22 But now he has reconciled you by his physical body through his death, to present you holy, faultless, and blameless before him—
When you share your testimony - if you incorporate this fourth aspect, you properly share the goal of why God saves anyone. God does not intend to leave Christians in the struggle with sin and suffering forever. Rather, Christians can rejoice that one day God will wipe away every tear from our eyes and sin, death and suffering will cease to exist.
Paul says he reconciled you in order to present you to himself completely holy, completely without fault and totally free from any accusation that could be leveled against you.
As Christians - we acknowledge that we have not yet arrived. But we also anticipate that He who began a good work will be faithful to bring it to completion at the day of Jesus Christ.
This language that Paul employs......being holy, faultless and blameless is similar to other passages in Ephesians. If you remember, it is believed that Paul wrote both Ephesians and Colossians during the same imprisonment in Rome. He said in Ephesians...
Ephesians 1:4 CSB
4 For he chose us in him, before the foundation of the world, to be holy and blameless in love before him.
Ephesians 5:25–27 CSB
25 Husbands, love your wives, just as Christ loved the church and gave himself for her 26 to make her holy, cleansing her with the washing of water by the word. 27 He did this to present the church to himself in splendor, without spot or wrinkle or anything like that, but holy and blameless.
What we gather from this is that the hope we all have is that there is a future aspect to our salvation - and that hope is a hope worth sharing!
So let’s see if I can put all of this together to share with you how I would incorporate these four aspects of the Christian story into my own testimony.
When I was a child, I came to understand that because of my sin I was an enemy of God and deserved to be punished for my disobedience to his commands.
My pastor and my parents told me about the good news that Jesus died to pay the penalty I deserve for my sin, so at a young age I put my faith in Jesus Christ and his death on the cross for me.
To this day, I still struggle with sin, and experience suffering because the rebellion of Adam and Eve against God affected all of humanity including our bodies and creation. But by God’s grace, I have seen how the Holy Spirit has changed my innate desires over time and given me new desires - to live for God and serve him and to put away sin.
Even though I’ve seen God do amazing things to change me, I know I’m not perfect and I never will be in this life. But that is one of the most exciting parts about being a Christian... I know that one day I will receive a glorified body and live forever in eternity in complete freedom from sin and full fellowship with God.
If you’re a believer here today - the details may be different, but you can affirm all four aspects of this same testimony...

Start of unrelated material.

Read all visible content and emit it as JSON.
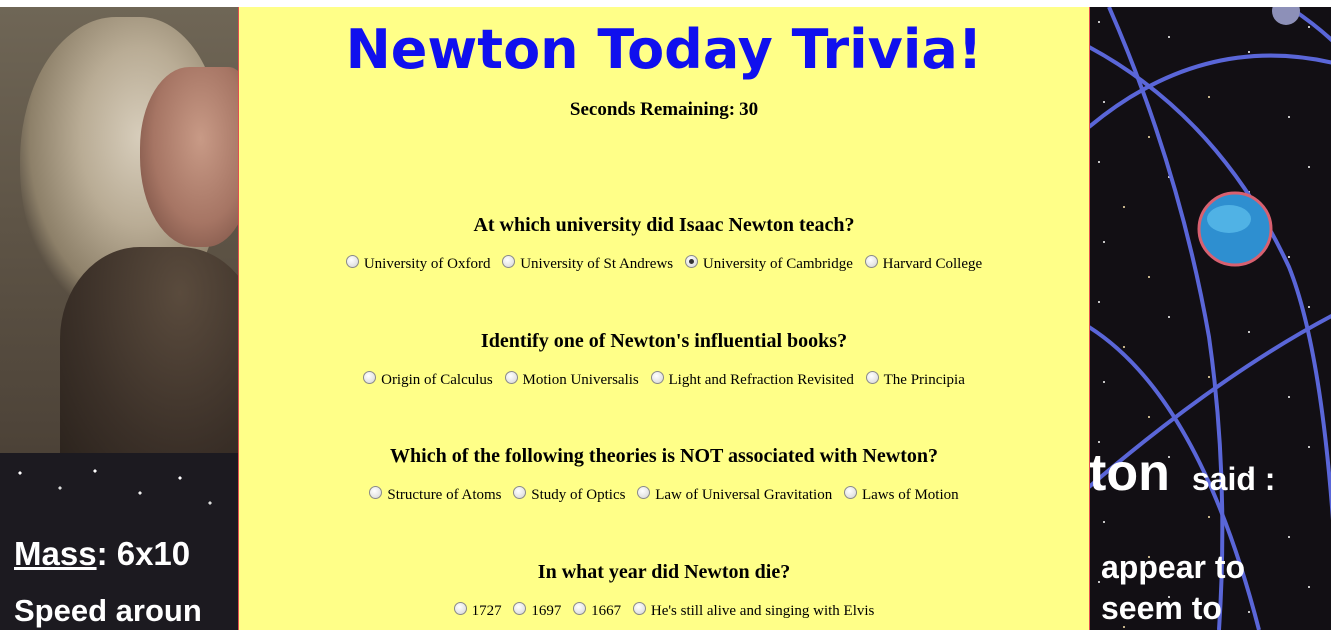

I was once an enemy of God [HOSTILITY]
I have been saved by faith in Jesus’ substitutionary atoning death on the cross [JUSTIFICATION]
I am being saved by the work of the Holy Spirit in my life [SANCTIFICATION], and,
I will be saved for all of eternity - as part of the holy and blameless bride of Jesus Christ [GLORIFICATION]
Colossians 1:21-23 is all about you, if you’re a believer. It’s all about seeing the grand reconciling work of Christ in all of creation and acknowledging that he has done this in your life - if indeed you remain grounded and steadfast and don’t shift away from the gospel you heard and believed.
If these four aspects of the Christian Story resonate with you - praise God today, and share it with others. Stand firm in the core essentials of the truths of the gospel.
But if you’re here today and you are still living in hostility to God - you’ve never put your faith in Jesus Christ - I encourage you to do so today. Because there is coming a day when God will judge the living and the dead, and the hope of Christianity is that Jesus is a complete Savior. Only by faith in Him and continuance in that faith will you stand one day before God and he’ll look at you and say “blameless.” - Not because of you but because of Christ’s work on your behalf! Trust him and him alone, and do it today - do not delay.
Related Media
Related Sermons